Berkeleyan Masthead HomeSearchArchive

This Week's Stories

Opportunities for undergrad research are plentiful and diverse

History major named University Medalist

One man's trash is another man's treasure

Mrs. Wheaton goes to Washington

Berkeley Faculty Association joins national alliance

The universe is flat, after all

Animal locomotion as high science

Kudos for Mark Twain catalogue

Rigoberta Menchú: 'The struggle for human rights is permanent and ongoing.'

Celebrating Chicano-Latino car culture for Semana de la Raza

Streamlining campus business using the Web

Regular Features




Campus Calendar


News Briefs


History major named University Medalist

Top graduating senior hopes to promote Palestinian rights as activist-scholar

By Janet Gilmore, Public Affairs
Posted May 10, 2000

Fadia RafeedieFadia Rafeedie's parents, who immigrated from Palestine, always stressed that education isn't a vehicle for personal success, but for improving the lives of Palestinians, wherever they live.

As she completes her senior year, Rafeedie -- a 22-year-old history major minoring in Spanish and Arabic -- certainly knows success. She's earned all As, half of them A+s; had work published in a scholarly journal; and has been accepted to law school at Yale University.

This week, Rafeedie received another honor -- the University Medal, awarded each year to the campus's top graduating senior. Chancellor Berdahl presented the prize May 10 at Commencement Convocation, which honors all graduating seniors.

But despite her academic accomplishments, the undergraduate says she's not the type "to be locked in an ivory tower. I love to search for truth and meaning, but unless this is applied on the ground level, it's not, for me, going to have a ripple effect."

While at Berkeley, Rafeedie helped establish a local chapter of the American-Arab Anti-Discrimination Committee, wrote for the online publication "Free Arab Voice," and was active in the Arab Student Union.

Rafeedie also did extensive work with community organizations, planned scholarly conferences, tutored high school and college students, and participated in student demonstrations.

After law school, she plans to become an activist-scholar, working either in the United States or in the Arab world as an advocate for Palestinian rights.

A campus committee selected Rafeedie as University Medalist from among five finalists, based on her grades, resumé, nominating letters and a three-page essay.

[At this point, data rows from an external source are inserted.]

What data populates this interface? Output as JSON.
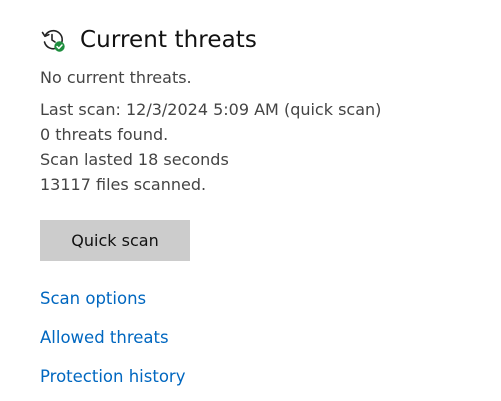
{
  "section": {
    "title": "Current threats",
    "icon": "scan-clock-check-icon",
    "accent_check_color": "#1e8e3e"
  },
  "status": {
    "text": "No current threats."
  },
  "scan_info": {
    "last_scan": "Last scan: 12/3/2024 5:09 AM (quick scan)",
    "threats_found": "0 threats found.",
    "duration": "Scan lasted 18 seconds",
    "files_scanned": "13117 files scanned."
  },
  "actions": {
    "quick_scan_label": "Quick scan"
  },
  "links": {
    "scan_options": "Scan options",
    "allowed_threats": "Allowed threats",
    "protection_history": "Protection history",
    "color": "#0067c0"
  }
}
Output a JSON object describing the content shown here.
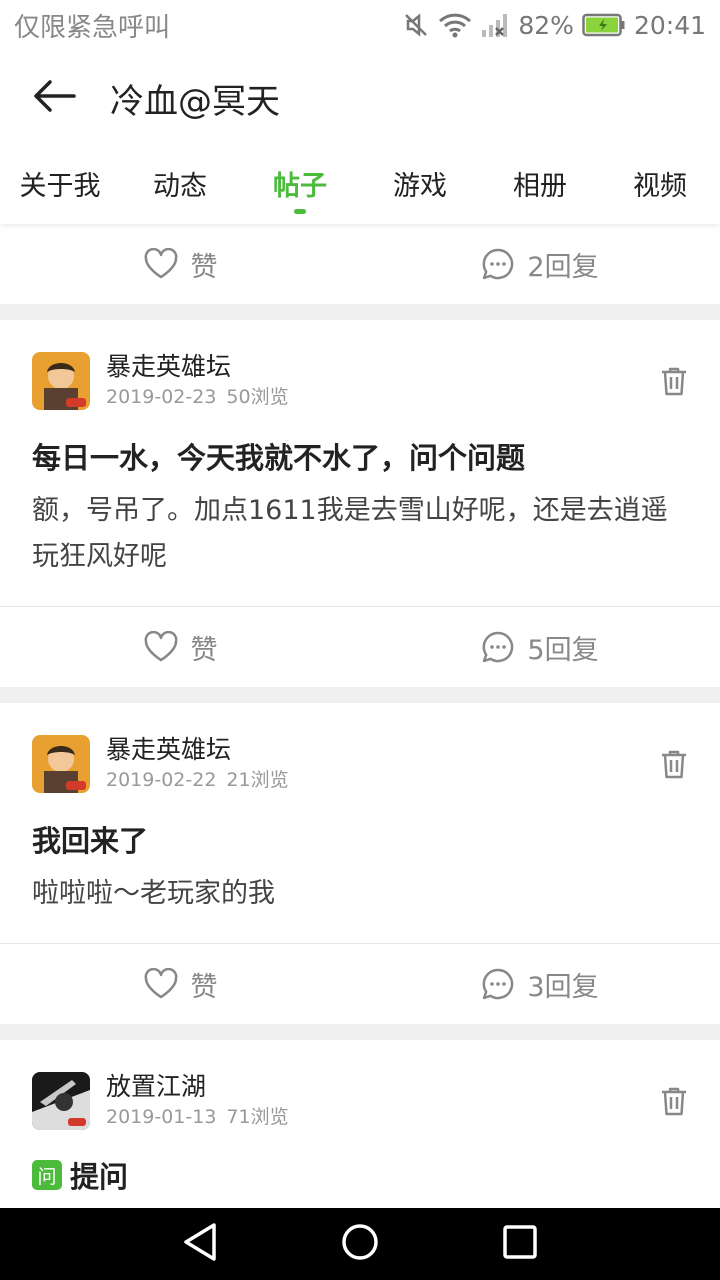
{
  "status_bar": {
    "carrier": "仅限紧急呼叫",
    "battery": "82%",
    "time": "20:41",
    "icons": [
      "mute-icon",
      "wifi-icon",
      "signal-icon",
      "battery-icon"
    ]
  },
  "header": {
    "title": "冷血@冥天",
    "back_icon": "back-arrow-icon"
  },
  "tabs": [
    {
      "label": "关于我"
    },
    {
      "label": "动态"
    },
    {
      "label": "帖子",
      "active": true
    },
    {
      "label": "游戏"
    },
    {
      "label": "相册"
    },
    {
      "label": "视频"
    }
  ],
  "top_actions": {
    "like": "赞",
    "reply": "2回复"
  },
  "posts": [
    {
      "game": "暴走英雄坛",
      "date": "2019-02-23",
      "views": "50浏览",
      "title": "每日一水，今天我就不水了，问个问题",
      "body": "额，号吊了。加点1611我是去雪山好呢，还是去逍遥玩狂风好呢",
      "like": "赞",
      "reply": "5回复"
    },
    {
      "game": "暴走英雄坛",
      "date": "2019-02-22",
      "views": "21浏览",
      "title": "我回来了",
      "body": "啦啦啦～老玩家的我",
      "like": "赞",
      "reply": "3回复"
    },
    {
      "game": "放置江湖",
      "date": "2019-01-13",
      "views": "71浏览",
      "badge": "问",
      "title": "提问"
    }
  ],
  "colors": {
    "accent": "#4cbb3c",
    "battery": "#8bd33a"
  }
}
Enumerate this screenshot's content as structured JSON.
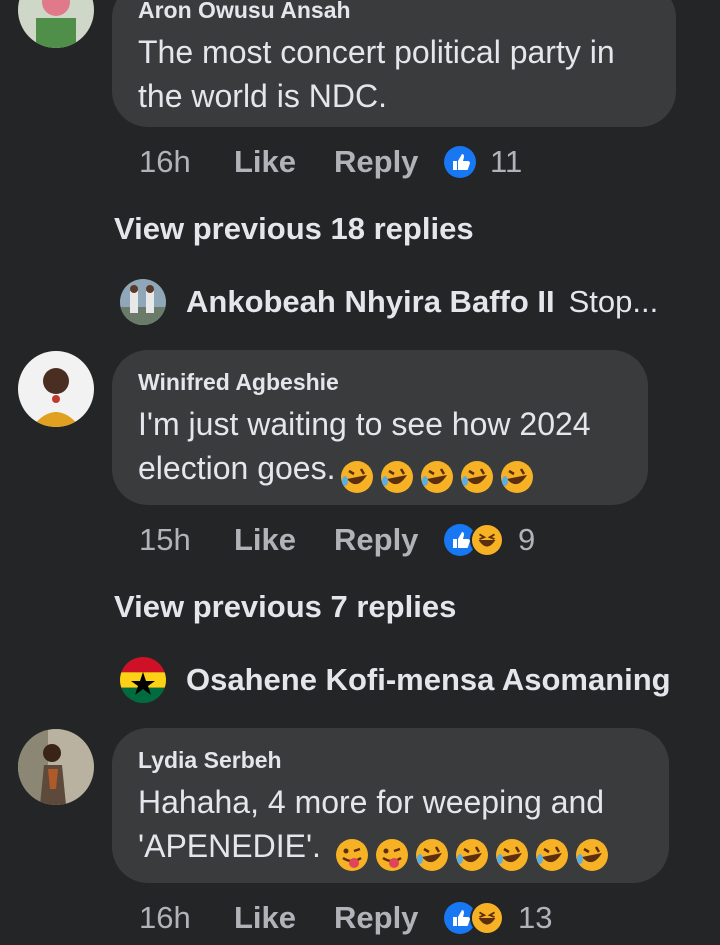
{
  "comments": [
    {
      "author": "Aron Owusu Ansah",
      "text": "The most concert political party in the world is NDC.",
      "line1": "The most concert political party in",
      "line2": "the world is NDC.",
      "time": "16h",
      "like_label": "Like",
      "reply_label": "Reply",
      "reactions": [
        "like"
      ],
      "reaction_count": "11"
    },
    {
      "author": "Winifred Agbeshie",
      "line1": "I'm just waiting to see how 2024",
      "line2": "election goes.",
      "emojis": [
        "rofl-emoji",
        "rofl-emoji",
        "rofl-emoji",
        "rofl-emoji",
        "rofl-emoji"
      ],
      "time": "15h",
      "like_label": "Like",
      "reply_label": "Reply",
      "reactions": [
        "like",
        "haha"
      ],
      "reaction_count": "9"
    },
    {
      "author": "Lydia Serbeh",
      "line1": "Hahaha, 4 more for weeping and",
      "line2": "'APENEDIE'.",
      "emojis": [
        "tongue-emoji",
        "tongue-emoji",
        "rofl-emoji",
        "rofl-emoji",
        "rofl-emoji",
        "rofl-emoji",
        "rofl-emoji"
      ],
      "time": "16h",
      "like_label": "Like",
      "reply_label": "Reply",
      "reactions": [
        "like",
        "haha"
      ],
      "reaction_count": "13"
    }
  ],
  "view_previous": [
    {
      "label": "View previous 18 replies"
    },
    {
      "label": "View previous 7 replies"
    }
  ],
  "collapsed_replies": [
    {
      "name": "Ankobeah Nhyira Baffo II",
      "snippet": "Stop..."
    },
    {
      "name": "Osahene Kofi-mensa Asomaning",
      "snippet": ""
    }
  ],
  "colors": {
    "background": "#242526",
    "bubble": "#3a3b3c",
    "text": "#e4e6eb",
    "secondary_text": "#b0b3b8",
    "like_blue": "#1877f2",
    "haha_yellow": "#f7b125"
  }
}
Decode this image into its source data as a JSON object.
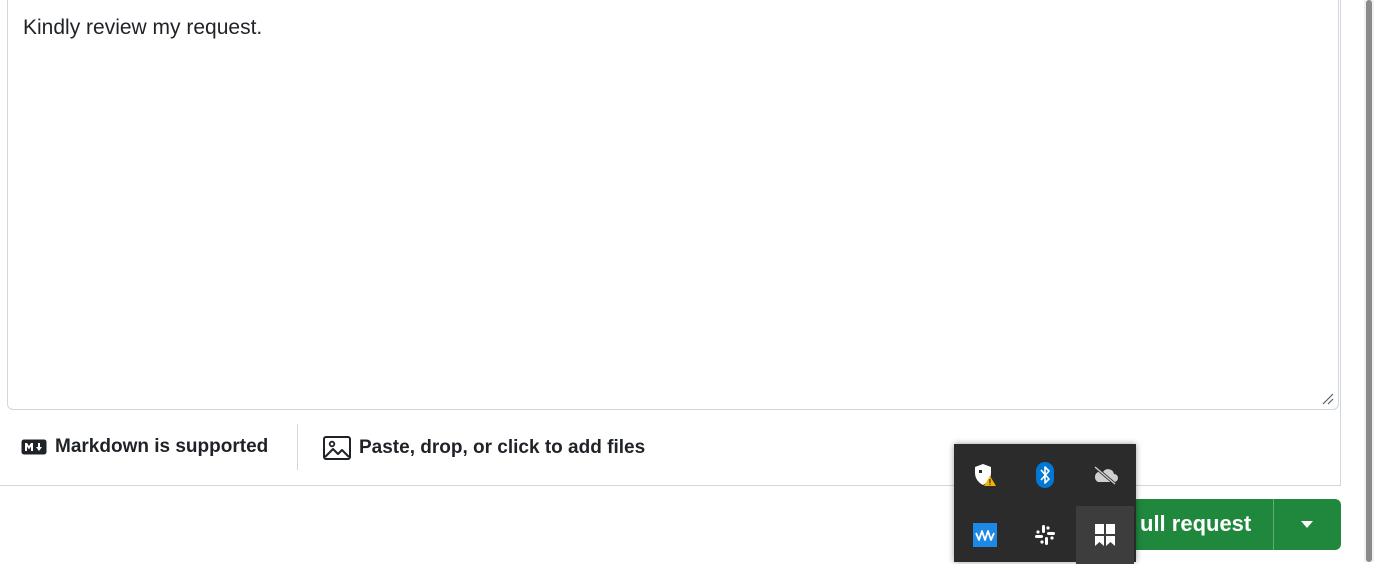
{
  "comment": {
    "text": "Kindly review my request."
  },
  "toolbar": {
    "markdown_label": "Markdown is supported",
    "markdown_badge": "M↓",
    "attach_label": "Paste, drop, or click to add files"
  },
  "submit": {
    "label": "ull request"
  },
  "tray": {
    "icons": [
      "windows-security-warning-icon",
      "bluetooth-icon",
      "onedrive-offline-icon",
      "waves-app-icon",
      "slack-icon",
      "app-grid-icon"
    ]
  },
  "colors": {
    "primary_green": "#1f883d",
    "border": "#d0d7de",
    "tray_bg": "#2b2b2b",
    "bluetooth_blue": "#0078d4"
  }
}
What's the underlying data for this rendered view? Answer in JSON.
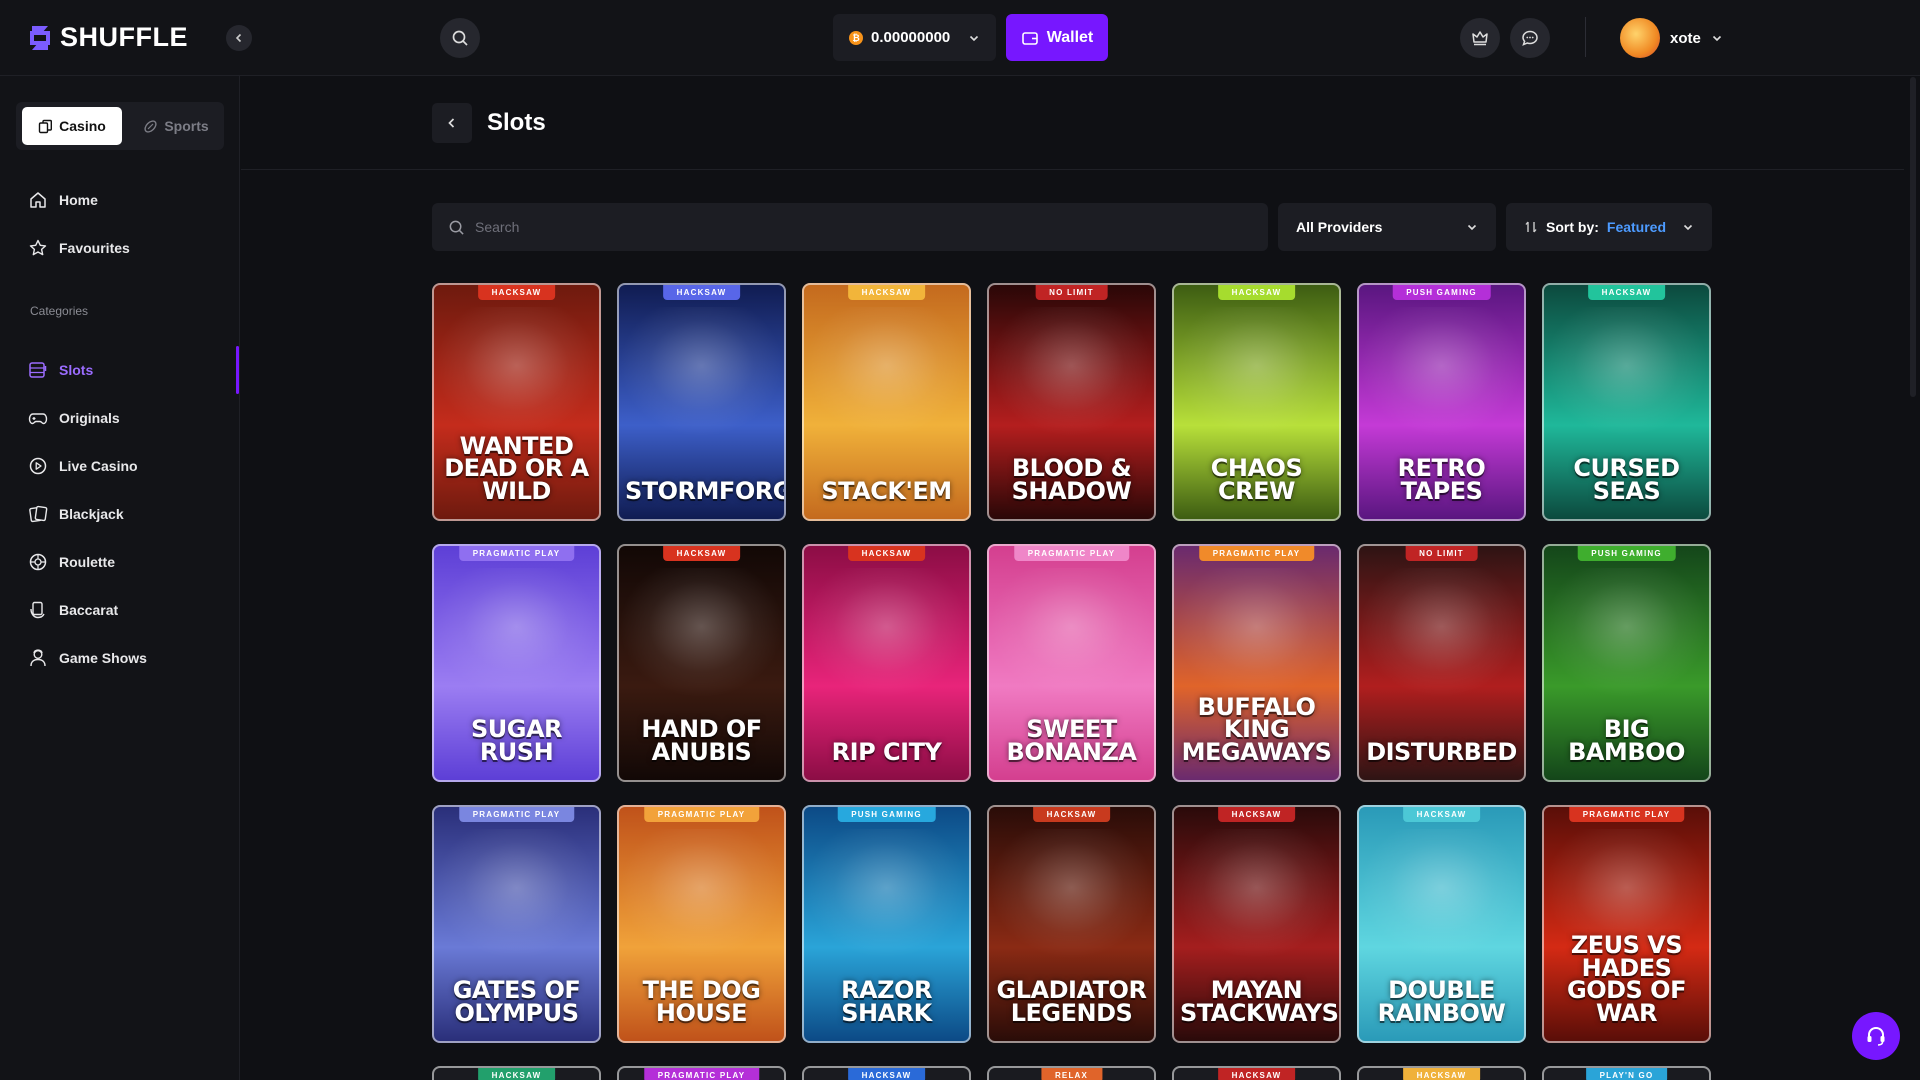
{
  "brand": {
    "name": "SHUFFLE"
  },
  "header": {
    "balance": "0.00000000",
    "currency_icon": "bitcoin-icon",
    "wallet_label": "Wallet",
    "username": "xote"
  },
  "sidebar": {
    "casino_label": "Casino",
    "sports_label": "Sports",
    "top_items": [
      {
        "label": "Home",
        "icon": "home-icon"
      },
      {
        "label": "Favourites",
        "icon": "star-icon"
      }
    ],
    "categories_label": "Categories",
    "items": [
      {
        "label": "Slots",
        "icon": "slots-icon",
        "active": true
      },
      {
        "label": "Originals",
        "icon": "gamepad-icon"
      },
      {
        "label": "Live Casino",
        "icon": "play-circle-icon"
      },
      {
        "label": "Blackjack",
        "icon": "cards-icon"
      },
      {
        "label": "Roulette",
        "icon": "roulette-icon"
      },
      {
        "label": "Baccarat",
        "icon": "baccarat-icon"
      },
      {
        "label": "Game Shows",
        "icon": "presenter-icon"
      }
    ]
  },
  "page": {
    "title": "Slots",
    "search_placeholder": "Search",
    "providers_label": "All Providers",
    "sort_prefix": "Sort by:",
    "sort_value": "Featured"
  },
  "games": [
    {
      "provider": "HACKSAW",
      "title": "Wanted Dead or a Wild",
      "bg": "#c42c1c",
      "bg2": "#6e1a0e",
      "tag": "#d8331f"
    },
    {
      "provider": "HACKSAW",
      "title": "Stormforged",
      "bg": "#3d5fc9",
      "bg2": "#101c52",
      "tag": "#5866e8"
    },
    {
      "provider": "HACKSAW",
      "title": "Stack'Em",
      "bg": "#f0b13a",
      "bg2": "#c46a1e",
      "tag": "#f2b53a"
    },
    {
      "provider": "NO LIMIT",
      "title": "Blood & Shadow",
      "bg": "#b41e1e",
      "bg2": "#2a0707",
      "tag": "#c02424"
    },
    {
      "provider": "HACKSAW",
      "title": "Chaos Crew",
      "bg": "#b8e03a",
      "bg2": "#3d5d12",
      "tag": "#a6dc2e"
    },
    {
      "provider": "PUSH GAMING",
      "title": "Retro Tapes",
      "bg": "#c43ad6",
      "bg2": "#5a1680",
      "tag": "#b42fd8"
    },
    {
      "provider": "HACKSAW",
      "title": "Cursed Seas",
      "bg": "#1fb89a",
      "bg2": "#0c4a3e",
      "tag": "#22c49c"
    },
    {
      "provider": "PRAGMATIC PLAY",
      "title": "Sugar Rush",
      "bg": "#9b7df2",
      "bg2": "#5d3fd6",
      "tag": "#8f6ff0"
    },
    {
      "provider": "HACKSAW",
      "title": "Hand of Anubis",
      "bg": "#3a1a10",
      "bg2": "#120806",
      "tag": "#d8331f"
    },
    {
      "provider": "HACKSAW",
      "title": "Rip City",
      "bg": "#e8247a",
      "bg2": "#8c0d45",
      "tag": "#d8331f"
    },
    {
      "provider": "PRAGMATIC PLAY",
      "title": "Sweet Bonanza",
      "bg": "#f07ac2",
      "bg2": "#d43f8f",
      "tag": "#ef86c8"
    },
    {
      "provider": "PRAGMATIC PLAY",
      "title": "Buffalo King Megaways",
      "bg": "#e0642a",
      "bg2": "#6a2a6e",
      "tag": "#f08a2a"
    },
    {
      "provider": "NO LIMIT",
      "title": "Disturbed",
      "bg": "#b01e1e",
      "bg2": "#2e1414",
      "tag": "#c02424"
    },
    {
      "provider": "PUSH GAMING",
      "title": "Big Bamboo",
      "bg": "#3a9a2a",
      "bg2": "#14461a",
      "tag": "#3fae2e"
    },
    {
      "provider": "PRAGMATIC PLAY",
      "title": "Gates of Olympus",
      "bg": "#6a7ad6",
      "bg2": "#2a2f7a",
      "tag": "#7a86e0"
    },
    {
      "provider": "PRAGMATIC PLAY",
      "title": "The Dog House",
      "bg": "#f0a23a",
      "bg2": "#c0521a",
      "tag": "#f2a23a"
    },
    {
      "provider": "PUSH GAMING",
      "title": "Razor Shark",
      "bg": "#2aa4d8",
      "bg2": "#0c4a86",
      "tag": "#27a8de"
    },
    {
      "provider": "HACKSAW",
      "title": "Gladiator Legends",
      "bg": "#8a2a14",
      "bg2": "#2a0c08",
      "tag": "#c83a1e"
    },
    {
      "provider": "HACKSAW",
      "title": "Mayan Stackways",
      "bg": "#a41e1e",
      "bg2": "#2a0a0a",
      "tag": "#c02424"
    },
    {
      "provider": "HACKSAW",
      "title": "Double Rainbow",
      "bg": "#5fd6e0",
      "bg2": "#2a9ab8",
      "tag": "#4cc8d6"
    },
    {
      "provider": "PRAGMATIC PLAY",
      "title": "Zeus vs Hades Gods of War",
      "bg": "#d42a14",
      "bg2": "#5a0e08",
      "tag": "#d8331f"
    }
  ],
  "peek_games": [
    {
      "provider": "HACKSAW",
      "tag": "#22a06c"
    },
    {
      "provider": "PRAGMATIC PLAY",
      "tag": "#b42fd8"
    },
    {
      "provider": "HACKSAW",
      "tag": "#2a6ad8"
    },
    {
      "provider": "RELAX",
      "tag": "#e0642a"
    },
    {
      "provider": "HACKSAW",
      "tag": "#c02424"
    },
    {
      "provider": "HACKSAW",
      "tag": "#f0b13a"
    },
    {
      "provider": "PLAY'N GO",
      "tag": "#2aa4d8"
    }
  ]
}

"I'm still surprised," she said. "There is part of me still saying, 'You're not deserving. There are a lot of brilliant people here.'"

But Rafeedie's professors have been dazzled by her work.

Associate Professor of History Beshara Doumani, who taught Rafeedie in his course on the history of Palestine and the Arab-Israeli conflict, called her final essay a "tour de force." It was eventually published in the Berkeley Undergraduate History Journal.

Associate Professor Muhammad Siddiq, who taught Rafeedie in two courses, considers her one of the finest students he has known in his 20 years of teaching.

"For both papers she chose controversial topics and argued them persuasively against the grain of accepted 'expert' wisdom and the collective sentiment of the class," Siddiq wrote in his nominating letter.

Born in Ohio, Rafeedie was raised in Southern California's San Bernardino County. Her Palestinian parents immigrated to the United States before she was born.

When she was accepted to Berkeley, her family -- including an uncle who was a political prisoner in an Israeli jail -- was excited and proud that she would attend a university known for progressive ideals.



May 10 - June 6, 2000 (Volume 28, Number 33)
Copyright 2000, The Regents of the University of California.
Produced and maintained by the
Office of Public Affairs at UC Berkeley.
Comments? E-mail